(Stored data)
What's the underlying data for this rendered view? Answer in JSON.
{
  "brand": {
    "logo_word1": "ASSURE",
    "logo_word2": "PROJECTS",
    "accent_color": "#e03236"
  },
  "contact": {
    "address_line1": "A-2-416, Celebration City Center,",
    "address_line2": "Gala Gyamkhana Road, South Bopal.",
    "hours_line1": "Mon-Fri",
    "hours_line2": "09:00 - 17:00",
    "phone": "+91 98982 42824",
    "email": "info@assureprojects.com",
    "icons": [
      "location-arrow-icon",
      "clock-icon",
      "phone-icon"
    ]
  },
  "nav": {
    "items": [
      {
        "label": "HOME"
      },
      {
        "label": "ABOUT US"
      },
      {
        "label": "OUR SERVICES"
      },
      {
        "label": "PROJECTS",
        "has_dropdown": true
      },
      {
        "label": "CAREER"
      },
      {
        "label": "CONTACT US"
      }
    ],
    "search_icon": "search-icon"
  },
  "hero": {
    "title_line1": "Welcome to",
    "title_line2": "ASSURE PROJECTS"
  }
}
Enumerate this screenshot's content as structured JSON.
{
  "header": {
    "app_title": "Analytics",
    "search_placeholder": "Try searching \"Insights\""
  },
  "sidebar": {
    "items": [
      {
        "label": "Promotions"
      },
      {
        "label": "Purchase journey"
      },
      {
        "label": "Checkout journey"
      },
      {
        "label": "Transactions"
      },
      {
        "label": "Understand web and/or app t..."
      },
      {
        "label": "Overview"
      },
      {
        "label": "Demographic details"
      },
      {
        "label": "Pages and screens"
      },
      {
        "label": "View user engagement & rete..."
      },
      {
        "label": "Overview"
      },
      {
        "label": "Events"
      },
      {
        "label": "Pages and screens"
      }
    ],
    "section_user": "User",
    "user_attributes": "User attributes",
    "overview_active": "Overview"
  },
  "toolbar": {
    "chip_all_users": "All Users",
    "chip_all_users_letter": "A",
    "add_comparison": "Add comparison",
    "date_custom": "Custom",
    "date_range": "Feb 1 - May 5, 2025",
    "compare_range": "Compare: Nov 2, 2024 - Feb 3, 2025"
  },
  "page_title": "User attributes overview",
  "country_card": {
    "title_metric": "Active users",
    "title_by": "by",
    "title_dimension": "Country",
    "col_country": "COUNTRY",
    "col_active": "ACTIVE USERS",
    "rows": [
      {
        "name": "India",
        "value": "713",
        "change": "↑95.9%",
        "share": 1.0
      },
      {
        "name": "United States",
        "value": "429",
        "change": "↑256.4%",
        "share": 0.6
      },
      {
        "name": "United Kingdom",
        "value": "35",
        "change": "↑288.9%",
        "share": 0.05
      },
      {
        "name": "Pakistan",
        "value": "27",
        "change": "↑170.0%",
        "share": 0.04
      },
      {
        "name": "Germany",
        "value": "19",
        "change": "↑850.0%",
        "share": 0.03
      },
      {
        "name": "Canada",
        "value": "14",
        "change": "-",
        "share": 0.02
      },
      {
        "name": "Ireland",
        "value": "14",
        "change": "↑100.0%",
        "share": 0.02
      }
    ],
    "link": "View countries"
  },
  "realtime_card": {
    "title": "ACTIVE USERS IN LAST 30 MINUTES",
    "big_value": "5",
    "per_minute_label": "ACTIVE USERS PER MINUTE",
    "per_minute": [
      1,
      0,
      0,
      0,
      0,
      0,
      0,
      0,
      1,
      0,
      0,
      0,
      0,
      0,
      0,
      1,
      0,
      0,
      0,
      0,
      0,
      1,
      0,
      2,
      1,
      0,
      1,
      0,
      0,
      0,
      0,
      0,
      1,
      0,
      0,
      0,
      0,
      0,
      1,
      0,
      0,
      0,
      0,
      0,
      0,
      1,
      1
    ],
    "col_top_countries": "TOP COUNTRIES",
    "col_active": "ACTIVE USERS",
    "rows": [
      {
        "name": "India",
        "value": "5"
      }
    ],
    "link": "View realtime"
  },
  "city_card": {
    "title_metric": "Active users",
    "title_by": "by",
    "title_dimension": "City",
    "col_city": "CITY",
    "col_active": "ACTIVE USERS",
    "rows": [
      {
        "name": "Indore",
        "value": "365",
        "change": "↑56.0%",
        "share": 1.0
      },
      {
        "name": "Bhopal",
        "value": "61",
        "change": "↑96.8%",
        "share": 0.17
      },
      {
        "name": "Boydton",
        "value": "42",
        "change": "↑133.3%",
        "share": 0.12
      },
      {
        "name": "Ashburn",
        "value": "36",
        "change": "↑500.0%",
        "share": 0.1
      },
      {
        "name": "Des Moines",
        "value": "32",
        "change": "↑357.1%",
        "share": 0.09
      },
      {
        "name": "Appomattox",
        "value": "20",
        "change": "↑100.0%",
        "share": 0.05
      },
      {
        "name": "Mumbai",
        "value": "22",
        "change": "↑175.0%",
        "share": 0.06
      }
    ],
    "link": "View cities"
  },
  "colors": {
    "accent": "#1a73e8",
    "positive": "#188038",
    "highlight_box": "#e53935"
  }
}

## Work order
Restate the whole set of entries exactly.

## Result of this exercise
What's the underlying data for this rendered view? Answer in JSON.
{
  "brand": {
    "logo_word1": "ASSURE",
    "logo_word2": "PROJECTS",
    "accent_color": "#e03236"
  },
  "contact": {
    "address_line1": "A-2-416, Celebration City Center,",
    "address_line2": "Gala Gyamkhana Road, South Bopal.",
    "hours_line1": "Mon-Fri",
    "hours_line2": "09:00 - 17:00",
    "phone": "+91 98982 42824",
    "email": "info@assureprojects.com",
    "icons": [
      "location-arrow-icon",
      "clock-icon",
      "phone-icon"
    ]
  },
  "nav": {
    "items": [
      {
        "label": "HOME"
      },
      {
        "label": "ABOUT US"
      },
      {
        "label": "OUR SERVICES"
      },
      {
        "label": "PROJECTS",
        "has_dropdown": true
      },
      {
        "label": "CAREER"
      },
      {
        "label": "CONTACT US"
      }
    ],
    "search_icon": "search-icon"
  },
  "hero": {
    "title_line1": "Welcome to",
    "title_line2": "ASSURE PROJECTS"
  }
}
Enumerate this screenshot's content as structured JSON.
{
  "header": {
    "app_title": "Analytics",
    "search_placeholder": "Try searching \"Insights\""
  },
  "sidebar": {
    "items": [
      {
        "label": "Promotions"
      },
      {
        "label": "Purchase journey"
      },
      {
        "label": "Checkout journey"
      },
      {
        "label": "Transactions"
      },
      {
        "label": "Understand web and/or app t..."
      },
      {
        "label": "Overview"
      },
      {
        "label": "Demographic details"
      },
      {
        "label": "Pages and screens"
      },
      {
        "label": "View user engagement & rete..."
      },
      {
        "label": "Overview"
      },
      {
        "label": "Events"
      },
      {
        "label": "Pages and screens"
      }
    ],
    "section_user": "User",
    "user_attributes": "User attributes",
    "overview_active": "Overview"
  },
  "toolbar": {
    "chip_all_users": "All Users",
    "chip_all_users_letter": "A",
    "add_comparison": "Add comparison",
    "date_custom": "Custom",
    "date_range": "Feb 1 - May 5, 2025",
    "compare_range": "Compare: Nov 2, 2024 - Feb 3, 2025"
  },
  "page_title": "User attributes overview",
  "country_card": {
    "title_metric": "Active users",
    "title_by": "by",
    "title_dimension": "Country",
    "col_country": "COUNTRY",
    "col_active": "ACTIVE USERS",
    "rows": [
      {
        "name": "India",
        "value": "713",
        "change": "↑95.9%",
        "share": 1.0
      },
      {
        "name": "United States",
        "value": "429",
        "change": "↑256.4%",
        "share": 0.6
      },
      {
        "name": "United Kingdom",
        "value": "35",
        "change": "↑288.9%",
        "share": 0.05
      },
      {
        "name": "Pakistan",
        "value": "27",
        "change": "↑170.0%",
        "share": 0.04
      },
      {
        "name": "Germany",
        "value": "19",
        "change": "↑850.0%",
        "share": 0.03
      },
      {
        "name": "Canada",
        "value": "14",
        "change": "-",
        "share": 0.02
      },
      {
        "name": "Ireland",
        "value": "14",
        "change": "↑100.0%",
        "share": 0.02
      }
    ],
    "link": "View countries"
  },
  "realtime_card": {
    "title": "ACTIVE USERS IN LAST 30 MINUTES",
    "big_value": "5",
    "per_minute_label": "ACTIVE USERS PER MINUTE",
    "per_minute": [
      1,
      0,
      0,
      0,
      0,
      0,
      0,
      0,
      1,
      0,
      0,
      0,
      0,
      0,
      0,
      1,
      0,
      0,
      0,
      0,
      0,
      1,
      0,
      2,
      1,
      0,
      1,
      0,
      0,
      0,
      0,
      0,
      1,
      0,
      0,
      0,
      0,
      0,
      1,
      0,
      0,
      0,
      0,
      0,
      0,
      1,
      1
    ],
    "col_top_countries": "TOP COUNTRIES",
    "col_active": "ACTIVE USERS",
    "rows": [
      {
        "name": "India",
        "value": "5"
      }
    ],
    "link": "View realtime"
  },
  "city_card": {
    "title_metric": "Active users",
    "title_by": "by",
    "title_dimension": "City",
    "col_city": "CITY",
    "col_active": "ACTIVE USERS",
    "rows": [
      {
        "name": "Indore",
        "value": "365",
        "change": "↑56.0%",
        "share": 1.0
      },
      {
        "name": "Bhopal",
        "value": "61",
        "change": "↑96.8%",
        "share": 0.17
      },
      {
        "name": "Boydton",
        "value": "42",
        "change": "↑133.3%",
        "share": 0.12
      },
      {
        "name": "Ashburn",
        "value": "36",
        "change": "↑500.0%",
        "share": 0.1
      },
      {
        "name": "Des Moines",
        "value": "32",
        "change": "↑357.1%",
        "share": 0.09
      },
      {
        "name": "Appomattox",
        "value": "20",
        "change": "↑100.0%",
        "share": 0.05
      },
      {
        "name": "Mumbai",
        "value": "22",
        "change": "↑175.0%",
        "share": 0.06
      }
    ],
    "link": "View cities"
  },
  "colors": {
    "accent": "#1a73e8",
    "positive": "#188038",
    "highlight_box": "#e53935"
  }
}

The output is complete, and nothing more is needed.